The British Government sent Mr. Chamberlain to America, and he had many public receptions given him by our mercantile and other bodies. On account of his separating from Mr. Gladstone on Home Rule, he met with a great deal of hostility here from the Irish. I was present at a public dinner where the interruptions and hostile demonstrations were very pronounced. But Mr. Chamberlain won his audience by his skill and fighting qualities.
I gave him a dinner at my house and had a number of representative men to meet him. He made the occasion exceedingly interesting by presenting views of domestic conditions in England and international ones with this country, which were quite new to us.
Mr. Chamberlain was a guest on the Teutonic at the famous review of the British navy celebrating Queen Victoria's jubilee, where I had the pleasure of again meeting him. He had recently married Miss Endicott, the charming daughter of our secretary of war, and everybody appreciated that it was a British statesman's honeymoon.
He gave me a dinner in London, at which were present a large company, and two subjects came under very acute discussion. There had been a recent marriage in high English society, where there were wonderful pedigree and relationships on both sides, but no money. It finally developed, however, that under family settlements the young couple might have fifteen hundred pounds a year, or seven thousand five hundred dollars. The decision was unanimous that they could get along very well and maintain their position on this sum and be able to reciprocate reasonably the attentions they would receive. Nothing could better illustrate the terrific increase in the cost of living than the contrast between then and now.
Some one of the guests at the dinner said that the Americans by the introduction of slang were ruining the English language. Mr. James Russell Lowell had come evidently prepared for this controversy. He said that American slang was the common language of that part of England from which the Pilgrims sailed, and that it had been preserved in certain parts of the United States, notably northern New England. He then produced an old book, a sort of dictionary of that period, and proved his case. It was a surprise to everybody to know that American slang was really classic English, and still spoken in the remoter parts of Massachusetts and New Hampshire, though no longer in use in England.
The period of Mr. Gladstone's reign as prime minister was one of the most interesting for an American visitor who had the privilege of knowing him and the eminent men who formed his Cabinet. The ladies of the Cabinet entertained lavishly and superbly. A great favorite at these social gatherings was Miss Margot Tennant, afterwards Mrs. Asquith. Her youth, her wit, her originality and audacity made every function a success which was graced by her presence.

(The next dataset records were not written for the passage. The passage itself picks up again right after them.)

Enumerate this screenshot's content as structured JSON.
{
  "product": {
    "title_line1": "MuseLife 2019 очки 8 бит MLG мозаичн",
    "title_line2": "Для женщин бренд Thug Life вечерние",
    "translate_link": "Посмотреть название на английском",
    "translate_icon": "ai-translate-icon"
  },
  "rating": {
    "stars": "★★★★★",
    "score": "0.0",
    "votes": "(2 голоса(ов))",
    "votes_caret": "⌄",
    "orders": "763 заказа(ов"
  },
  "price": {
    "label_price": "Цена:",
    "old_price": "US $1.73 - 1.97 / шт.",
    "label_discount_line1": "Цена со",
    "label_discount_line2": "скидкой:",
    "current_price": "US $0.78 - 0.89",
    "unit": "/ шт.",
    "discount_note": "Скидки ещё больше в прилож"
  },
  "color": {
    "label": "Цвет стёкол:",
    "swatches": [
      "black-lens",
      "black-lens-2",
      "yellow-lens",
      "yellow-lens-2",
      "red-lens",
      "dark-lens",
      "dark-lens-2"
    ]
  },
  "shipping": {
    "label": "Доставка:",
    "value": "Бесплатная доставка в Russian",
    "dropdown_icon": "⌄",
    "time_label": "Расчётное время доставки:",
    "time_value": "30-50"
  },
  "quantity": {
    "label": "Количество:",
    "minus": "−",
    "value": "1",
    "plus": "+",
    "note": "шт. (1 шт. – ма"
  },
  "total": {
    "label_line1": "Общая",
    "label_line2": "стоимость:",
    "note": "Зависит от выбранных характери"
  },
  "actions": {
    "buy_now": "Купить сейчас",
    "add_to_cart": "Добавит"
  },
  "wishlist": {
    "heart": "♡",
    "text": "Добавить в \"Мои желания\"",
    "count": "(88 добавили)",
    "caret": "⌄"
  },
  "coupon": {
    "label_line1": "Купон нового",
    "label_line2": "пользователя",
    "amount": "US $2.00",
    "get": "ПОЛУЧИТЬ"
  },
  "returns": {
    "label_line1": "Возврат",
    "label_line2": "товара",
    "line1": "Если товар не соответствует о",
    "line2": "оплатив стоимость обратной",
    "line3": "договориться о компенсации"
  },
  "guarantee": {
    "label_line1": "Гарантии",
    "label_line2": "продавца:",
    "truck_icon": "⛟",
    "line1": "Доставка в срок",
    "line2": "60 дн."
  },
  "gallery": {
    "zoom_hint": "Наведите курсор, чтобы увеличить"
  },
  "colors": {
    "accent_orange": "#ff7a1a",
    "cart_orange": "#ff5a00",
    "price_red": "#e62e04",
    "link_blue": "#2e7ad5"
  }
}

The bitterness towards Mr. Gladstone of the opposition party surpassed anything I have met in American politics, except during the Civil War. At dinners and receptions given me by my friends of the Tory party I was supposed as an American to be friendly to Mr. Gladstone and Home Rule. I do not know whether this was the reason or whether it was usual, but on such occasions the denunciation of Mr. Gladstone as a traitor and the hope of living to see him executed was very frequent.
I remember one important public man who was largely interested and a good deal of a power in Canadian and American railroads. He asked a friend of mine to arrange for me to meet him. I found him a most agreeable man and very accurately informed on the railway situation in Canada and the United States. He was preparing for a visit, and so wanted me to fill any gaps there might be in his knowledge of the situation.